- _Source material_:
*****
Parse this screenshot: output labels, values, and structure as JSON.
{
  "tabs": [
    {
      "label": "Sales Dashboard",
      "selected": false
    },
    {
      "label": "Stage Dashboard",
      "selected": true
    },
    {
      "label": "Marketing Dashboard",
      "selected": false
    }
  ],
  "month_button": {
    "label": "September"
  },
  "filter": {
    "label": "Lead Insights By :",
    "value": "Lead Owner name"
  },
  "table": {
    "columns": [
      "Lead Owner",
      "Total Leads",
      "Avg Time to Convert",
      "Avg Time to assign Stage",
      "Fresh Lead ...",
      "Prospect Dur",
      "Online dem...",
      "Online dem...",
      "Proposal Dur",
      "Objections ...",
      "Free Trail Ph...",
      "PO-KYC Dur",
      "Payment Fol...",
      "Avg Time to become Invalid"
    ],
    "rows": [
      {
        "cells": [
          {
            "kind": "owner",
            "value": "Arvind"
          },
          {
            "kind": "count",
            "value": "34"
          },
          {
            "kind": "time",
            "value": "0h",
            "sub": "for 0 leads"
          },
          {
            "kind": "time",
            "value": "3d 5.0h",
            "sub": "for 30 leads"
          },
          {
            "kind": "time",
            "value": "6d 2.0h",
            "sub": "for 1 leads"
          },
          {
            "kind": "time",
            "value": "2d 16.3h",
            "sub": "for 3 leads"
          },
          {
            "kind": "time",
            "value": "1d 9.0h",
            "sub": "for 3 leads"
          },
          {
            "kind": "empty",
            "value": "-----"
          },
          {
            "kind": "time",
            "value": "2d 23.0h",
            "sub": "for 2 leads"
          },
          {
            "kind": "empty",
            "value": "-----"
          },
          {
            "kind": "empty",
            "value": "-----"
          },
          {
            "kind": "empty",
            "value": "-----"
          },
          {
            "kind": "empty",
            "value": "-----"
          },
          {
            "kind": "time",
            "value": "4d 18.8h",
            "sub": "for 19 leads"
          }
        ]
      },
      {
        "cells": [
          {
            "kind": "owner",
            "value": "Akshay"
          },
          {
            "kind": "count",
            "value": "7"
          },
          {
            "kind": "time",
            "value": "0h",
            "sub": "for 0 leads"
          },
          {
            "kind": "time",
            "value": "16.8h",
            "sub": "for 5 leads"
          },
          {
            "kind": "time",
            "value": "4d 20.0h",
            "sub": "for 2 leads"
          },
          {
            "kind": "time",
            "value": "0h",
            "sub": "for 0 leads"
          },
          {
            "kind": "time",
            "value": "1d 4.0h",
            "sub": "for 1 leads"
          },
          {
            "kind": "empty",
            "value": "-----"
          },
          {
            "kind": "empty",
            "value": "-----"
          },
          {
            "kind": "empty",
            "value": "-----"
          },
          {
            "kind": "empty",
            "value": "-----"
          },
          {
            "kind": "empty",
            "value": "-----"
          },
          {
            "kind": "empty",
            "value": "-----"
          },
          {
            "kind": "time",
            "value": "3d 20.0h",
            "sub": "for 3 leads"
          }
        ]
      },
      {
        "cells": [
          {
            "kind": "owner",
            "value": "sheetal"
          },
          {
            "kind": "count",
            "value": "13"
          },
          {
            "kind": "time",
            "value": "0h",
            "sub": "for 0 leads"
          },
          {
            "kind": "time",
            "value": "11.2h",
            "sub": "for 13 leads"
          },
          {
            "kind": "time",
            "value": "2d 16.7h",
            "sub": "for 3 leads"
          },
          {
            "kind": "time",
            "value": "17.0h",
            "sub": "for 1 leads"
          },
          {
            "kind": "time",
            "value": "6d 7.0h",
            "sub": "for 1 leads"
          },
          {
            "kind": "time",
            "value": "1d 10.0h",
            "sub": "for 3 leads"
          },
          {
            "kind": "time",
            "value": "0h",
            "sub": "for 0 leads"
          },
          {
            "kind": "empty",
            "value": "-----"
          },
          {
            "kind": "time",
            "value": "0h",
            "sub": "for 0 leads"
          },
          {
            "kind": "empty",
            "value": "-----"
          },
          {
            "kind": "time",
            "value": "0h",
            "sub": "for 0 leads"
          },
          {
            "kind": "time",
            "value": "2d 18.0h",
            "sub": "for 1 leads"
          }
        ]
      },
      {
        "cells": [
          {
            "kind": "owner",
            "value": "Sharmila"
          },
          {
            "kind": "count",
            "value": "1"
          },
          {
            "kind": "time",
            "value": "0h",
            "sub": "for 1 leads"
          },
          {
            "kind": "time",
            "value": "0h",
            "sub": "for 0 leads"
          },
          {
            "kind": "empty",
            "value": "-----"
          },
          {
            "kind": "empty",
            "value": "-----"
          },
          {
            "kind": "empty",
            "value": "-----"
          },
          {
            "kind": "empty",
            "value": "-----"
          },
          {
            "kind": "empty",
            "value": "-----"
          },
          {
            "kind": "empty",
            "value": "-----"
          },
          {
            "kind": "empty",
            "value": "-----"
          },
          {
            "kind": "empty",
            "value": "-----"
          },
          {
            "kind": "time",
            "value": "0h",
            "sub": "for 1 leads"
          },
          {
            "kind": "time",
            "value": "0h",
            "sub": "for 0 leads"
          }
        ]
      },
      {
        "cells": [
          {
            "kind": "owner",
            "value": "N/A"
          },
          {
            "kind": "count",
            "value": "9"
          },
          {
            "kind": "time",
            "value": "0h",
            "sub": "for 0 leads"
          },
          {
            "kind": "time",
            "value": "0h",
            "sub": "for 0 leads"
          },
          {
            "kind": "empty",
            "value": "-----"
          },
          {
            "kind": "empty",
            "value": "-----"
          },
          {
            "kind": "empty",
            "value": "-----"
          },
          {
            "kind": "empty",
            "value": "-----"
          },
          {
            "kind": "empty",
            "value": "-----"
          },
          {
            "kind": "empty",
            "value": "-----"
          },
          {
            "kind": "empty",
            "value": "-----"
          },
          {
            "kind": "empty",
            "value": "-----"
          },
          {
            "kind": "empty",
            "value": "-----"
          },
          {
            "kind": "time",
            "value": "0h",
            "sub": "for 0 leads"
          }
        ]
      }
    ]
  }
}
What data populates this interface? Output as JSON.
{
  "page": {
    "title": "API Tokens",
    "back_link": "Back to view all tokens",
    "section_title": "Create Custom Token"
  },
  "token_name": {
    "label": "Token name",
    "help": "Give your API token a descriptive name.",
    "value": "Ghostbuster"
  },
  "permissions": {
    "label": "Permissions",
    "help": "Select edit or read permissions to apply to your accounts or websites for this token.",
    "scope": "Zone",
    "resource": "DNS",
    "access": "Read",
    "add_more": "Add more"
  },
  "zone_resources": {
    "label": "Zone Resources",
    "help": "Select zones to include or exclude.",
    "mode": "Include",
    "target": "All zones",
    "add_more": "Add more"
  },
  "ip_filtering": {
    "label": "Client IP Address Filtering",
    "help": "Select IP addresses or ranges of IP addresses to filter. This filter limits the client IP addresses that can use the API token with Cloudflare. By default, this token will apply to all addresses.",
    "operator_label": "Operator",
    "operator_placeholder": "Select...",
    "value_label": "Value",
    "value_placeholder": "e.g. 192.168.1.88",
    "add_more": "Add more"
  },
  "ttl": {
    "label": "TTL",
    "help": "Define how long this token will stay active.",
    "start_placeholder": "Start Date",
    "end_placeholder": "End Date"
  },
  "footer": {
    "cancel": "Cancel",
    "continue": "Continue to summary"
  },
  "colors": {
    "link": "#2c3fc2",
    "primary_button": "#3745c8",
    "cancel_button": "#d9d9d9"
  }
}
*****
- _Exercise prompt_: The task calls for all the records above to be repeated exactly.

- _Solution_:
Parse this screenshot: output labels, values, and structure as JSON.
{
  "tabs": [
    {
      "label": "Sales Dashboard",
      "selected": false
    },
    {
      "label": "Stage Dashboard",
      "selected": true
    },
    {
      "label": "Marketing Dashboard",
      "selected": false
    }
  ],
  "month_button": {
    "label": "September"
  },
  "filter": {
    "label": "Lead Insights By :",
    "value": "Lead Owner name"
  },
  "table": {
    "columns": [
      "Lead Owner",
      "Total Leads",
      "Avg Time to Convert",
      "Avg Time to assign Stage",
      "Fresh Lead ...",
      "Prospect Dur",
      "Online dem...",
      "Online dem...",
      "Proposal Dur",
      "Objections ...",
      "Free Trail Ph...",
      "PO-KYC Dur",
      "Payment Fol...",
      "Avg Time to become Invalid"
    ],
    "rows": [
      {
        "cells": [
          {
            "kind": "owner",
            "value": "Arvind"
          },
          {
            "kind": "count",
            "value": "34"
          },
          {
            "kind": "time",
            "value": "0h",
            "sub": "for 0 leads"
          },
          {
            "kind": "time",
            "value": "3d 5.0h",
            "sub": "for 30 leads"
          },
          {
            "kind": "time",
            "value": "6d 2.0h",
            "sub": "for 1 leads"
          },
          {
            "kind": "time",
            "value": "2d 16.3h",
            "sub": "for 3 leads"
          },
          {
            "kind": "time",
            "value": "1d 9.0h",
            "sub": "for 3 leads"
          },
          {
            "kind": "empty",
            "value": "-----"
          },
          {
            "kind": "time",
            "value": "2d 23.0h",
            "sub": "for 2 leads"
          },
          {
            "kind": "empty",
            "value": "-----"
          },
          {
            "kind": "empty",
            "value": "-----"
          },
          {
            "kind": "empty",
            "value": "-----"
          },
          {
            "kind": "empty",
            "value": "-----"
          },
          {
            "kind": "time",
            "value": "4d 18.8h",
            "sub": "for 19 leads"
          }
        ]
      },
      {
        "cells": [
          {
            "kind": "owner",
            "value": "Akshay"
          },
          {
            "kind": "count",
            "value": "7"
          },
          {
            "kind": "time",
            "value": "0h",
            "sub": "for 0 leads"
          },
          {
            "kind": "time",
            "value": "16.8h",
            "sub": "for 5 leads"
          },
          {
            "kind": "time",
            "value": "4d 20.0h",
            "sub": "for 2 leads"
          },
          {
            "kind": "time",
            "value": "0h",
            "sub": "for 0 leads"
          },
          {
            "kind": "time",
            "value": "1d 4.0h",
            "sub": "for 1 leads"
          },
          {
            "kind": "empty",
            "value": "-----"
          },
          {
            "kind": "empty",
            "value": "-----"
          },
          {
            "kind": "empty",
            "value": "-----"
          },
          {
            "kind": "empty",
            "value": "-----"
          },
          {
            "kind": "empty",
            "value": "-----"
          },
          {
            "kind": "empty",
            "value": "-----"
          },
          {
            "kind": "time",
            "value": "3d 20.0h",
            "sub": "for 3 leads"
          }
        ]
      },
      {
        "cells": [
          {
            "kind": "owner",
            "value": "sheetal"
          },
          {
            "kind": "count",
            "value": "13"
          },
          {
            "kind": "time",
            "value": "0h",
            "sub": "for 0 leads"
          },
          {
            "kind": "time",
            "value": "11.2h",
            "sub": "for 13 leads"
          },
          {
            "kind": "time",
            "value": "2d 16.7h",
            "sub": "for 3 leads"
          },
          {
            "kind": "time",
            "value": "17.0h",
            "sub": "for 1 leads"
          },
          {
            "kind": "time",
            "value": "6d 7.0h",
            "sub": "for 1 leads"
          },
          {
            "kind": "time",
            "value": "1d 10.0h",
            "sub": "for 3 leads"
          },
          {
            "kind": "time",
            "value": "0h",
            "sub": "for 0 leads"
          },
          {
            "kind": "empty",
            "value": "-----"
          },
          {
            "kind": "time",
            "value": "0h",
            "sub": "for 0 leads"
          },
          {
            "kind": "empty",
            "value": "-----"
          },
          {
            "kind": "time",
            "value": "0h",
            "sub": "for 0 leads"
          },
          {
            "kind": "time",
            "value": "2d 18.0h",
            "sub": "for 1 leads"
          }
        ]
      },
      {
        "cells": [
          {
            "kind": "owner",
            "value": "Sharmila"
          },
          {
            "kind": "count",
            "value": "1"
          },
          {
            "kind": "time",
            "value": "0h",
            "sub": "for 1 leads"
          },
          {
            "kind": "time",
            "value": "0h",
            "sub": "for 0 leads"
          },
          {
            "kind": "empty",
            "value": "-----"
          },
          {
            "kind": "empty",
            "value": "-----"
          },
          {
            "kind": "empty",
            "value": "-----"
          },
          {
            "kind": "empty",
            "value": "-----"
          },
          {
            "kind": "empty",
            "value": "-----"
          },
          {
            "kind": "empty",
            "value": "-----"
          },
          {
            "kind": "empty",
            "value": "-----"
          },
          {
            "kind": "empty",
            "value": "-----"
          },
          {
            "kind": "time",
            "value": "0h",
            "sub": "for 1 leads"
          },
          {
            "kind": "time",
            "value": "0h",
            "sub": "for 0 leads"
          }
        ]
      },
      {
        "cells": [
          {
            "kind": "owner",
            "value": "N/A"
          },
          {
            "kind": "count",
            "value": "9"
          },
          {
            "kind": "time",
            "value": "0h",
            "sub": "for 0 leads"
          },
          {
            "kind": "time",
            "value": "0h",
            "sub": "for 0 leads"
          },
          {
            "kind": "empty",
            "value": "-----"
          },
          {
            "kind": "empty",
            "value": "-----"
          },
          {
            "kind": "empty",
            "value": "-----"
          },
          {
            "kind": "empty",
            "value": "-----"
          },
          {
            "kind": "empty",
            "value": "-----"
          },
          {
            "kind": "empty",
            "value": "-----"
          },
          {
            "kind": "empty",
            "value": "-----"
          },
          {
            "kind": "empty",
            "value": "-----"
          },
          {
            "kind": "empty",
            "value": "-----"
          },
          {
            "kind": "time",
            "value": "0h",
            "sub": "for 0 leads"
          }
        ]
      }
    ]
  }
}
What data populates this interface? Output as JSON.
{
  "page": {
    "title": "API Tokens",
    "back_link": "Back to view all tokens",
    "section_title": "Create Custom Token"
  },
  "token_name": {
    "label": "Token name",
    "help": "Give your API token a descriptive name.",
    "value": "Ghostbuster"
  },
  "permissions": {
    "label": "Permissions",
    "help": "Select edit or read permissions to apply to your accounts or websites for this token.",
    "scope": "Zone",
    "resource": "DNS",
    "access": "Read",
    "add_more": "Add more"
  },
  "zone_resources": {
    "label": "Zone Resources",
    "help": "Select zones to include or exclude.",
    "mode": "Include",
    "target": "All zones",
    "add_more": "Add more"
  },
  "ip_filtering": {
    "label": "Client IP Address Filtering",
    "help": "Select IP addresses or ranges of IP addresses to filter. This filter limits the client IP addresses that can use the API token with Cloudflare. By default, this token will apply to all addresses.",
    "operator_label": "Operator",
    "operator_placeholder": "Select...",
    "value_label": "Value",
    "value_placeholder": "e.g. 192.168.1.88",
    "add_more": "Add more"
  },
  "ttl": {
    "label": "TTL",
    "help": "Define how long this token will stay active.",
    "start_placeholder": "Start Date",
    "end_placeholder": "End Date"
  },
  "footer": {
    "cancel": "Cancel",
    "continue": "Continue to summary"
  },
  "colors": {
    "link": "#2c3fc2",
    "primary_button": "#3745c8",
    "cancel_button": "#d9d9d9"
  }
}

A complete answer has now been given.